*Exercise goal*. Copy the records below exactly as they appear.

[[ Supplied information open ]]

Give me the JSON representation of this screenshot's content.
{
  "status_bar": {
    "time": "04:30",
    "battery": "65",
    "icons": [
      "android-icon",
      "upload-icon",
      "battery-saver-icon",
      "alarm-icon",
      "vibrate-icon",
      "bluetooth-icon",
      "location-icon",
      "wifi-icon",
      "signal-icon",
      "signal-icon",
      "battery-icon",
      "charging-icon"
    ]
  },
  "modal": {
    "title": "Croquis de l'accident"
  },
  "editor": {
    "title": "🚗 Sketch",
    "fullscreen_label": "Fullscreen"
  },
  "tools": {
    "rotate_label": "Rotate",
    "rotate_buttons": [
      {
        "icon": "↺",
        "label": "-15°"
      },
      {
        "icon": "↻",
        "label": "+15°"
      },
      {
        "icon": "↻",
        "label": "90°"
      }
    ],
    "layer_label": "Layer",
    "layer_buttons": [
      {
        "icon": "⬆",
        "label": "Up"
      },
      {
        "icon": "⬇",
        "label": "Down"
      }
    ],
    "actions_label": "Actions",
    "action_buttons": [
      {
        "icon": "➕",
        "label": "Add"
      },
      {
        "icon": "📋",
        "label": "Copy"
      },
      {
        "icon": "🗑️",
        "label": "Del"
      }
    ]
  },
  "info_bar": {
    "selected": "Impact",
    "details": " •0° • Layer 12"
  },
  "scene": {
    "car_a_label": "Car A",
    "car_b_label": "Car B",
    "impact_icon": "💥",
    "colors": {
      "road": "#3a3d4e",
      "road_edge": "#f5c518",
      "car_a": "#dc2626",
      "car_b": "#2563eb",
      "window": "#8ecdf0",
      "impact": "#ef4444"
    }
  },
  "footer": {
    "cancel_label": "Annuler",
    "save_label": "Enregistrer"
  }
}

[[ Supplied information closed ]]

*Response to the task*.
Give me the JSON representation of this screenshot's content.
{
  "status_bar": {
    "time": "04:30",
    "battery": "65",
    "icons": [
      "android-icon",
      "upload-icon",
      "battery-saver-icon",
      "alarm-icon",
      "vibrate-icon",
      "bluetooth-icon",
      "location-icon",
      "wifi-icon",
      "signal-icon",
      "signal-icon",
      "battery-icon",
      "charging-icon"
    ]
  },
  "modal": {
    "title": "Croquis de l'accident"
  },
  "editor": {
    "title": "🚗 Sketch",
    "fullscreen_label": "Fullscreen"
  },
  "tools": {
    "rotate_label": "Rotate",
    "rotate_buttons": [
      {
        "icon": "↺",
        "label": "-15°"
      },
      {
        "icon": "↻",
        "label": "+15°"
      },
      {
        "icon": "↻",
        "label": "90°"
      }
    ],
    "layer_label": "Layer",
    "layer_buttons": [
      {
        "icon": "⬆",
        "label": "Up"
      },
      {
        "icon": "⬇",
        "label": "Down"
      }
    ],
    "actions_label": "Actions",
    "action_buttons": [
      {
        "icon": "➕",
        "label": "Add"
      },
      {
        "icon": "📋",
        "label": "Copy"
      },
      {
        "icon": "🗑️",
        "label": "Del"
      }
    ]
  },
  "info_bar": {
    "selected": "Impact",
    "details": " •0° • Layer 12"
  },
  "scene": {
    "car_a_label": "Car A",
    "car_b_label": "Car B",
    "impact_icon": "💥",
    "colors": {
      "road": "#3a3d4e",
      "road_edge": "#f5c518",
      "car_a": "#dc2626",
      "car_b": "#2563eb",
      "window": "#8ecdf0",
      "impact": "#ef4444"
    }
  },
  "footer": {
    "cancel_label": "Annuler",
    "save_label": "Enregistrer"
  }
}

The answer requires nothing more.